◆ WHAT THE TASK REQUIRES ◆
Set down the whole listing below exactly. The pictures stay out.

------------------------------------------------------------

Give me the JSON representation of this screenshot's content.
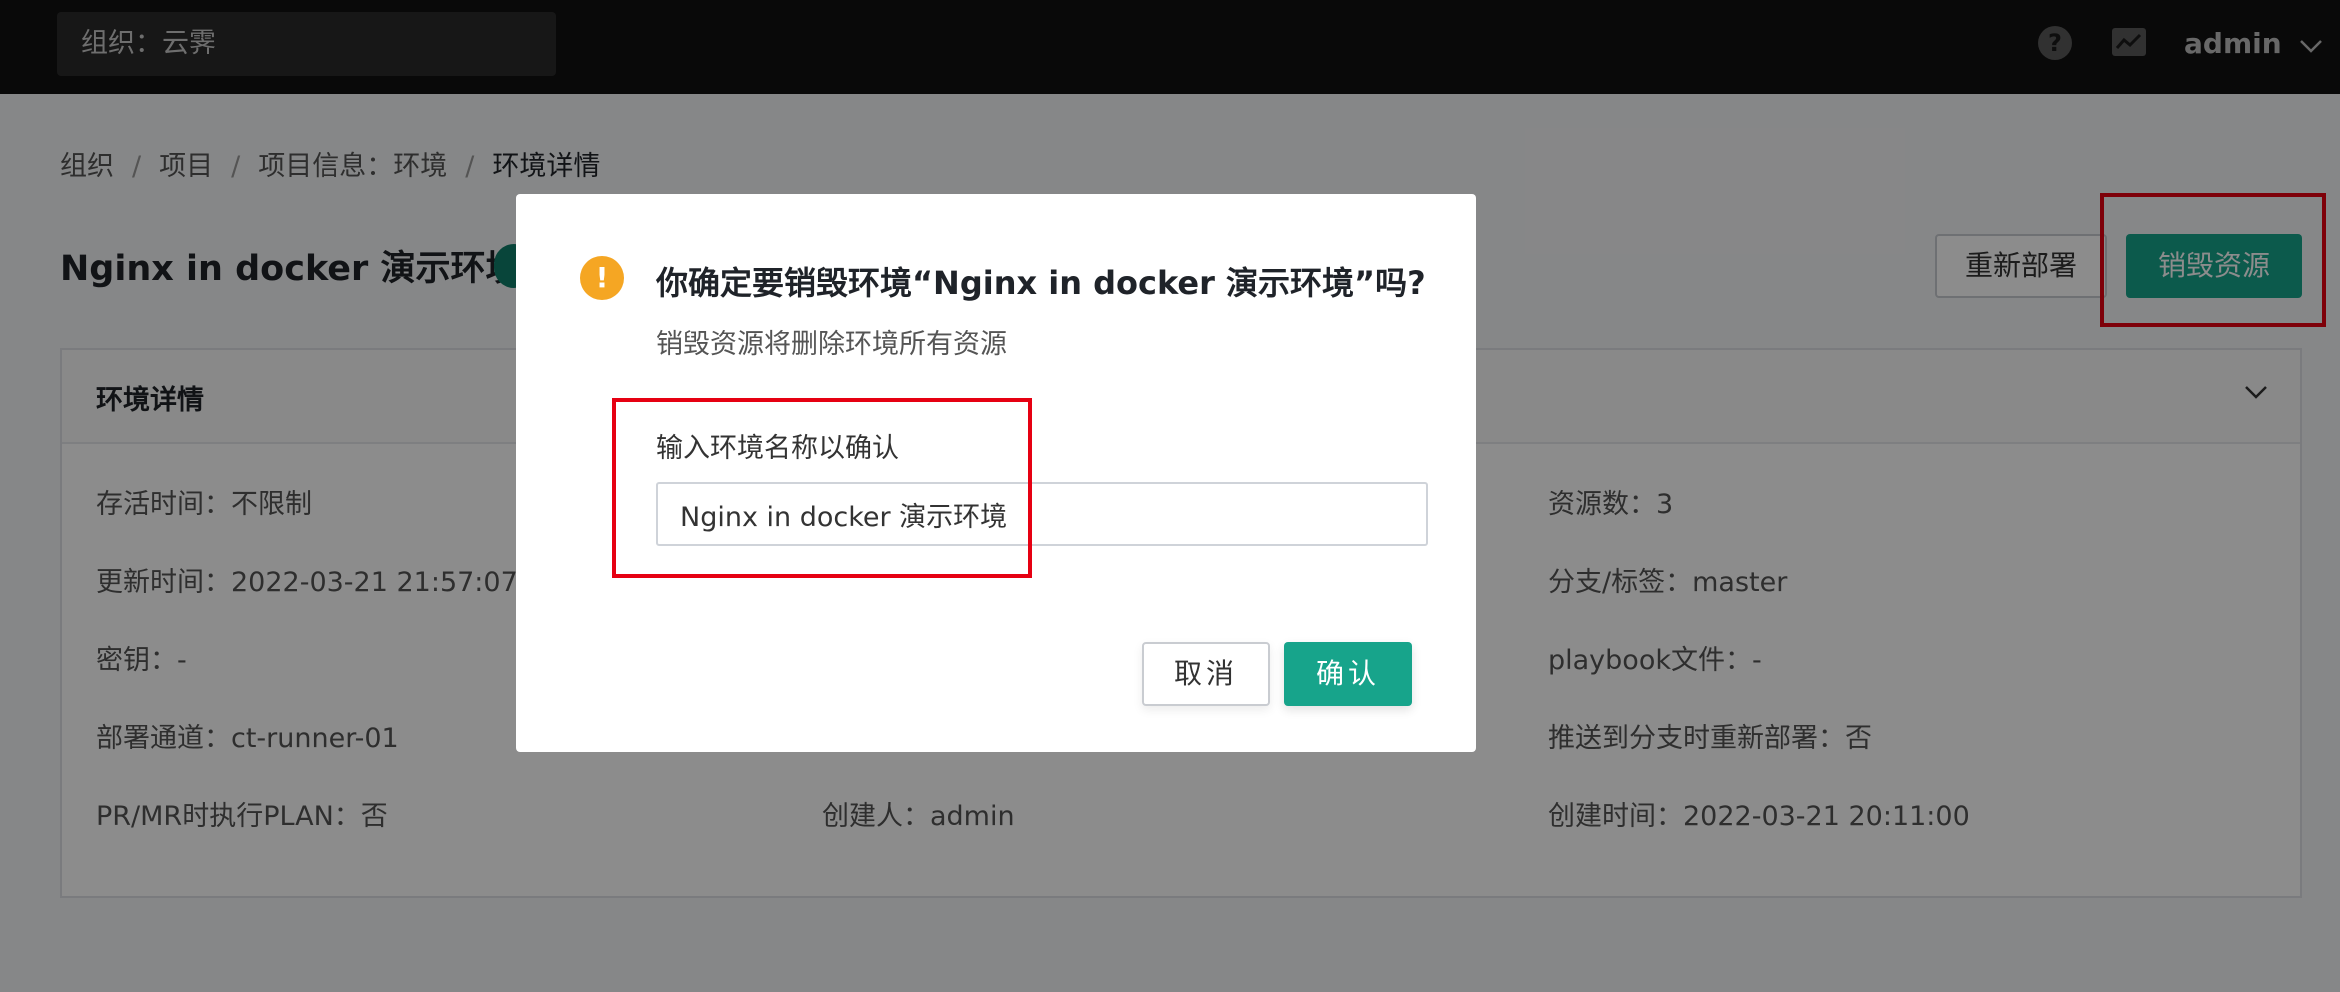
{
  "topbar": {
    "org_select": "组织：云霁",
    "help_icon": "?",
    "user_name": "admin"
  },
  "breadcrumb": [
    "组织",
    "项目",
    "项目信息：环境",
    "环境详情"
  ],
  "page": {
    "title": "Nginx in docker 演示环境",
    "redeploy_label": "重新部署",
    "destroy_label": "销毁资源"
  },
  "panel": {
    "title": "环境详情",
    "items": {
      "ttl": "存活时间：不限制",
      "updated": "更新时间：2022-03-21 21:57:07",
      "secret": "密钥：-",
      "runner": "部署通道：ct-runner-01",
      "pr_plan": "PR/MR时执行PLAN：否",
      "creator": "创建人：admin",
      "resources": "资源数：3",
      "branch": "分支/标签：master",
      "playbook": "playbook文件：-",
      "redeploy_push": "推送到分支时重新部署：否",
      "created": "创建时间：2022-03-21 20:11:00"
    }
  },
  "modal": {
    "warn_icon": "!",
    "title": "你确定要销毁环境“Nginx in docker 演示环境”吗?",
    "description": "销毁资源将删除环境所有资源",
    "input_label": "输入环境名称以确认",
    "input_value": "Nginx in docker 演示环境",
    "cancel_label": "取消",
    "ok_label": "确认"
  },
  "colors": {
    "topbar": "#111111",
    "primary": "#17a48b",
    "warning": "#f5a623",
    "highlight": "#e60012"
  }
}
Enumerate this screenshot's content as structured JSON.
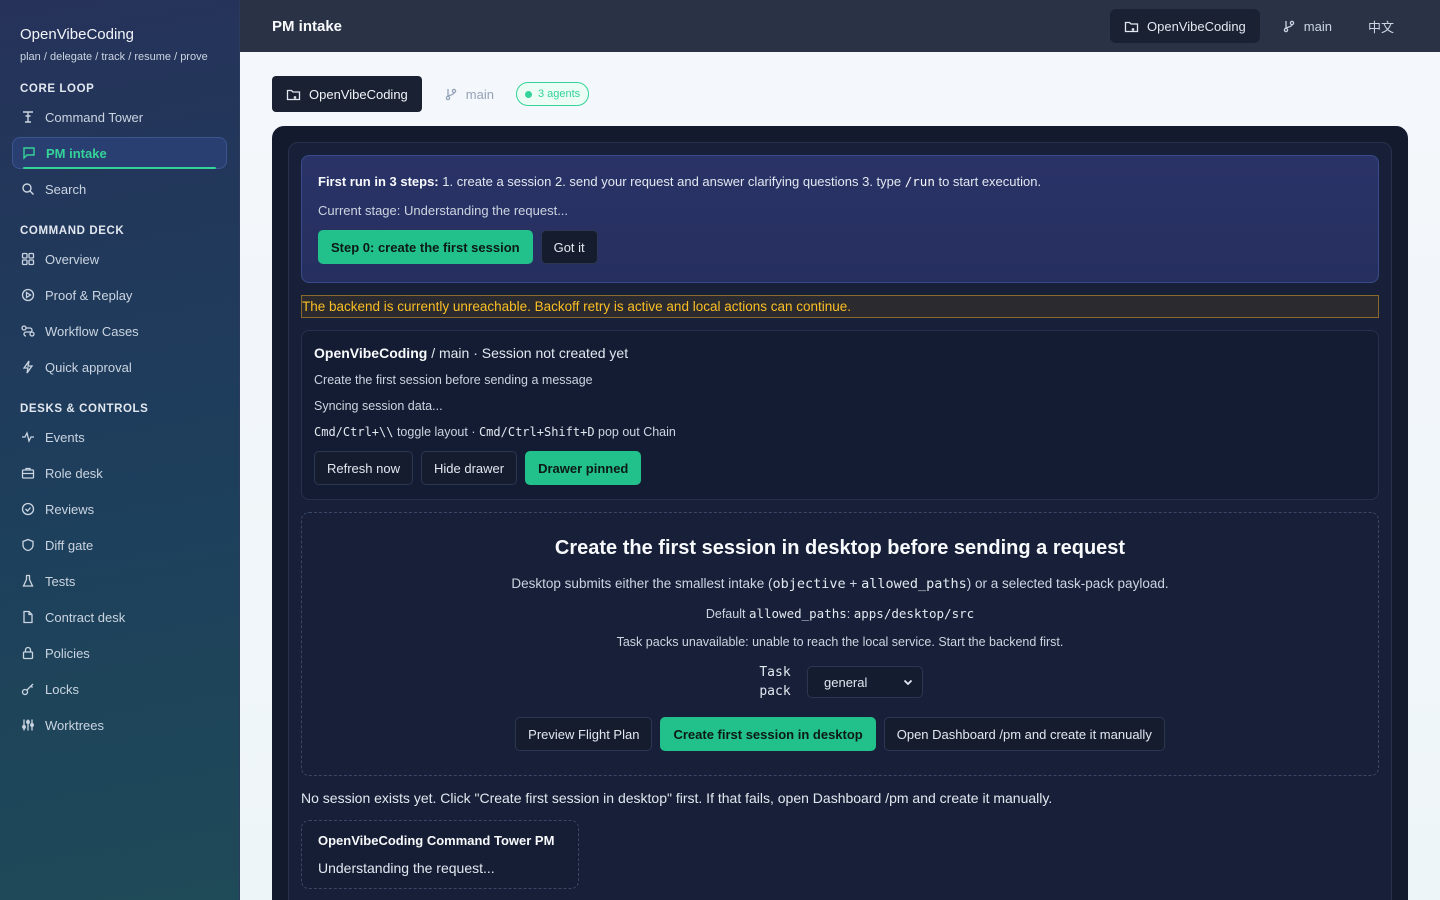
{
  "sidebar": {
    "brand_title": "OpenVibeCoding",
    "brand_sub": "plan / delegate / track / resume / prove",
    "sections": [
      {
        "title": "CORE LOOP"
      },
      {
        "title": "COMMAND DECK"
      },
      {
        "title": "DESKS & CONTROLS"
      }
    ],
    "items": {
      "command_tower": "Command Tower",
      "pm_intake": "PM intake",
      "search": "Search",
      "overview": "Overview",
      "proof_replay": "Proof & Replay",
      "workflow_cases": "Workflow Cases",
      "quick_approval": "Quick approval",
      "events": "Events",
      "role_desk": "Role desk",
      "reviews": "Reviews",
      "diff_gate": "Diff gate",
      "tests": "Tests",
      "contract_desk": "Contract desk",
      "policies": "Policies",
      "locks": "Locks",
      "worktrees": "Worktrees"
    }
  },
  "topbar": {
    "title": "PM intake",
    "repo": "OpenVibeCoding",
    "branch": "main",
    "language": "中文"
  },
  "context": {
    "repo": "OpenVibeCoding",
    "branch": "main",
    "agents": "3 agents"
  },
  "onboarding": {
    "bold": "First run in 3 steps:",
    "text_a": " 1. create a session 2. send your request and answer clarifying questions 3. type ",
    "code": "/run",
    "text_b": " to start execution.",
    "stage": "Current stage: Understanding the request...",
    "primary": "Step 0: create the first session",
    "dismiss": "Got it"
  },
  "warning": "The backend is currently unreachable. Backoff retry is active and local actions can continue.",
  "session": {
    "repo": "OpenVibeCoding",
    "rest": " / main · Session not created yet",
    "hint": "Create the first session before sending a message",
    "sync": "Syncing session data...",
    "kb1": "Cmd/Ctrl+\\\\",
    "kb1_text": " toggle layout · ",
    "kb2": "Cmd/Ctrl+Shift+D",
    "kb2_text": " pop out Chain",
    "refresh": "Refresh now",
    "hide": "Hide drawer",
    "pinned": "Drawer pinned"
  },
  "create": {
    "title": "Create the first session in desktop before sending a request",
    "desc_a": "Desktop submits either the smallest intake (",
    "desc_code1": "objective",
    "desc_plus": " + ",
    "desc_code2": "allowed_paths",
    "desc_b": ") or a selected task-pack payload.",
    "default_label": "Default ",
    "default_key": "allowed_paths",
    "default_colon": ": ",
    "default_val": "apps/desktop/src",
    "unavailable": "Task packs unavailable: unable to reach the local service. Start the backend first.",
    "pack_label_1": "Task",
    "pack_label_2": "pack",
    "pack_value": "general",
    "preview": "Preview Flight Plan",
    "create_btn": "Create first session in desktop",
    "open_dash": "Open Dashboard /pm and create it manually"
  },
  "no_session": "No session exists yet. Click \"Create first session in desktop\" first. If that fails, open Dashboard /pm and create it manually.",
  "chat": {
    "title": "OpenVibeCoding Command Tower PM",
    "status": "Understanding the request..."
  },
  "colors": {
    "accent": "#34d399",
    "sidebar_bg": "#26325a",
    "panel_bg": "#131a2e",
    "warning": "#fbbf24"
  }
}
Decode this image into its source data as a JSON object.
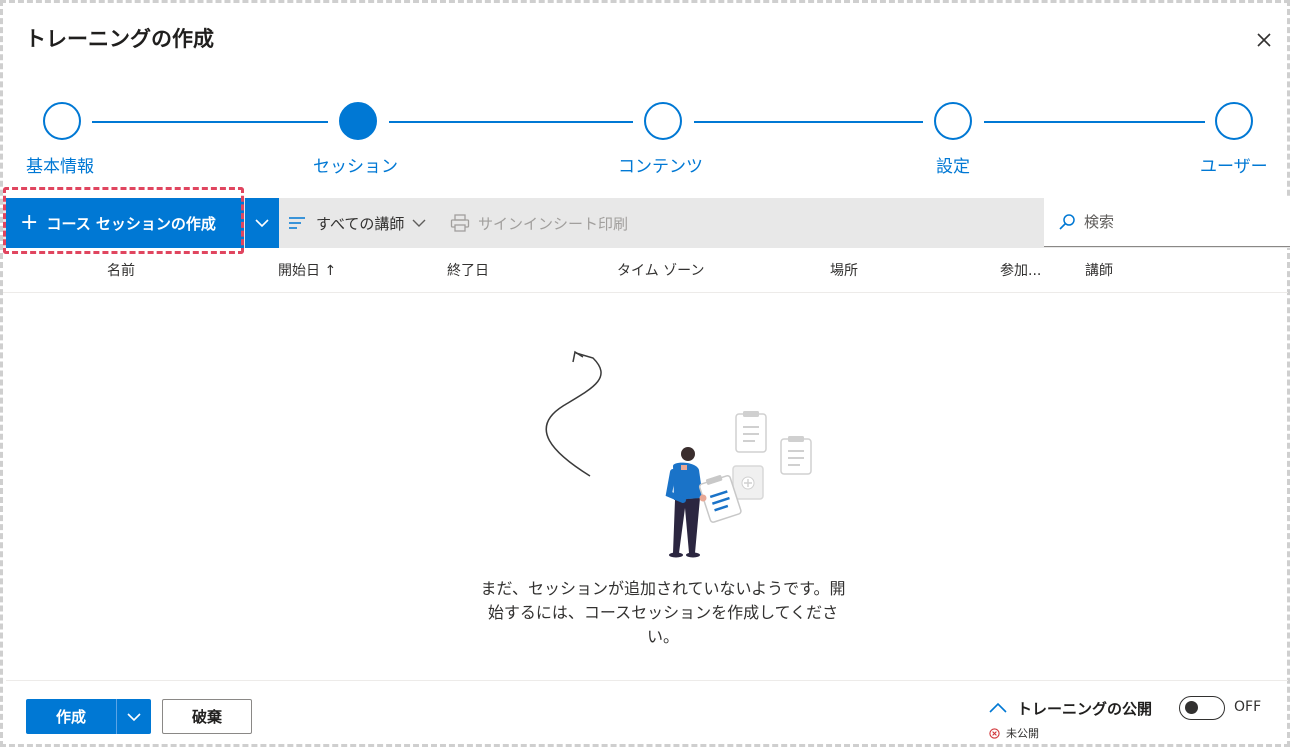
{
  "dialog": {
    "title": "トレーニングの作成"
  },
  "stepper": {
    "steps": [
      {
        "label": "基本情報",
        "state": "done"
      },
      {
        "label": "セッション",
        "state": "active"
      },
      {
        "label": "コンテンツ",
        "state": "pending"
      },
      {
        "label": "設定",
        "state": "pending"
      },
      {
        "label": "ユーザー",
        "state": "pending"
      }
    ]
  },
  "toolbar": {
    "create_label": "コース セッションの作成",
    "filter_label": "すべての講師",
    "print_label": "サインインシート印刷",
    "search_placeholder": "検索"
  },
  "table": {
    "columns": [
      "名前",
      "開始日 ↑",
      "終了日",
      "タイム ゾーン",
      "場所",
      "参加...",
      "講師"
    ]
  },
  "empty_state": {
    "message": "まだ、セッションが追加されていないようです。開始するには、コースセッションを作成してください。"
  },
  "footer": {
    "create_label": "作成",
    "discard_label": "破棄",
    "publish_label": "トレーニングの公開",
    "status_label": "未公開",
    "toggle_label": "OFF"
  },
  "colors": {
    "accent": "#0078d4",
    "highlight": "#e0455f"
  }
}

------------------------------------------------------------

◆ OUTPUT FOR THIS TASK ◆
Give me the JSON representation of this screenshot's content.
{
  "topbar": {
    "org_select": "组织：云霁",
    "help_icon": "?",
    "user_name": "admin"
  },
  "breadcrumb": [
    "组织",
    "项目",
    "项目信息：环境",
    "环境详情"
  ],
  "page": {
    "title": "Nginx in docker 演示环境",
    "redeploy_label": "重新部署",
    "destroy_label": "销毁资源"
  },
  "panel": {
    "title": "环境详情",
    "items": {
      "ttl": "存活时间：不限制",
      "updated": "更新时间：2022-03-21 21:57:07",
      "secret": "密钥：-",
      "runner": "部署通道：ct-runner-01",
      "pr_plan": "PR/MR时执行PLAN：否",
      "creator": "创建人：admin",
      "resources": "资源数：3",
      "branch": "分支/标签：master",
      "playbook": "playbook文件：-",
      "redeploy_push": "推送到分支时重新部署：否",
      "created": "创建时间：2022-03-21 20:11:00"
    }
  },
  "modal": {
    "warn_icon": "!",
    "title": "你确定要销毁环境“Nginx in docker 演示环境”吗?",
    "description": "销毁资源将删除环境所有资源",
    "input_label": "输入环境名称以确认",
    "input_value": "Nginx in docker 演示环境",
    "cancel_label": "取消",
    "ok_label": "确认"
  },
  "colors": {
    "topbar": "#111111",
    "primary": "#17a48b",
    "warning": "#f5a623",
    "highlight": "#e60012"
  }
}
Enumerate this screenshot's content as structured JSON.
{
  "sidebar": {
    "brand_title": "OpenVibeCoding",
    "brand_sub": "plan / delegate / track / resume / prove",
    "sections": [
      {
        "title": "CORE LOOP"
      },
      {
        "title": "COMMAND DECK"
      },
      {
        "title": "DESKS & CONTROLS"
      }
    ],
    "items": {
      "command_tower": "Command Tower",
      "pm_intake": "PM intake",
      "search": "Search",
      "overview": "Overview",
      "proof_replay": "Proof & Replay",
      "workflow_cases": "Workflow Cases",
      "quick_approval": "Quick approval",
      "events": "Events",
      "role_desk": "Role desk",
      "reviews": "Reviews",
      "diff_gate": "Diff gate",
      "tests": "Tests",
      "contract_desk": "Contract desk",
      "policies": "Policies",
      "locks": "Locks",
      "worktrees": "Worktrees"
    }
  },
  "topbar": {
    "title": "PM intake",
    "repo": "OpenVibeCoding",
    "branch": "main",
    "language": "中文"
  },
  "context": {
    "repo": "OpenVibeCoding",
    "branch": "main",
    "agents": "3 agents"
  },
  "onboarding": {
    "bold": "First run in 3 steps:",
    "text_a": " 1. create a session 2. send your request and answer clarifying questions 3. type ",
    "code": "/run",
    "text_b": " to start execution.",
    "stage": "Current stage: Understanding the request...",
    "primary": "Step 0: create the first session",
    "dismiss": "Got it"
  },
  "warning": "The backend is currently unreachable. Backoff retry is active and local actions can continue.",
  "session": {
    "repo": "OpenVibeCoding",
    "rest": " / main · Session not created yet",
    "hint": "Create the first session before sending a message",
    "sync": "Syncing session data...",
    "kb1": "Cmd/Ctrl+\\\\",
    "kb1_text": " toggle layout · ",
    "kb2": "Cmd/Ctrl+Shift+D",
    "kb2_text": " pop out Chain",
    "refresh": "Refresh now",
    "hide": "Hide drawer",
    "pinned": "Drawer pinned"
  },
  "create": {
    "title": "Create the first session in desktop before sending a request",
    "desc_a": "Desktop submits either the smallest intake (",
    "desc_code1": "objective",
    "desc_plus": " + ",
    "desc_code2": "allowed_paths",
    "desc_b": ") or a selected task-pack payload.",
    "default_label": "Default ",
    "default_key": "allowed_paths",
    "default_colon": ": ",
    "default_val": "apps/desktop/src",
    "unavailable": "Task packs unavailable: unable to reach the local service. Start the backend first.",
    "pack_label_1": "Task",
    "pack_label_2": "pack",
    "pack_value": "general",
    "preview": "Preview Flight Plan",
    "create_btn": "Create first session in desktop",
    "open_dash": "Open Dashboard /pm and create it manually"
  },
  "no_session": "No session exists yet. Click \"Create first session in desktop\" first. If that fails, open Dashboard /pm and create it manually.",
  "chat": {
    "title": "OpenVibeCoding Command Tower PM",
    "status": "Understanding the request..."
  },
  "colors": {
    "accent": "#34d399",
    "sidebar_bg": "#26325a",
    "panel_bg": "#131a2e",
    "warning": "#fbbf24"
  }
}
Decode this image into its source data as a JSON object.
{
  "dialog": {
    "title": "トレーニングの作成"
  },
  "stepper": {
    "steps": [
      {
        "label": "基本情報",
        "state": "done"
      },
      {
        "label": "セッション",
        "state": "active"
      },
      {
        "label": "コンテンツ",
        "state": "pending"
      },
      {
        "label": "設定",
        "state": "pending"
      },
      {
        "label": "ユーザー",
        "state": "pending"
      }
    ]
  },
  "toolbar": {
    "create_label": "コース セッションの作成",
    "filter_label": "すべての講師",
    "print_label": "サインインシート印刷",
    "search_placeholder": "検索"
  },
  "table": {
    "columns": [
      "名前",
      "開始日 ↑",
      "終了日",
      "タイム ゾーン",
      "場所",
      "参加...",
      "講師"
    ]
  },
  "empty_state": {
    "message": "まだ、セッションが追加されていないようです。開始するには、コースセッションを作成してください。"
  },
  "footer": {
    "create_label": "作成",
    "discard_label": "破棄",
    "publish_label": "トレーニングの公開",
    "status_label": "未公開",
    "toggle_label": "OFF"
  },
  "colors": {
    "accent": "#0078d4",
    "highlight": "#e0455f"
  }
}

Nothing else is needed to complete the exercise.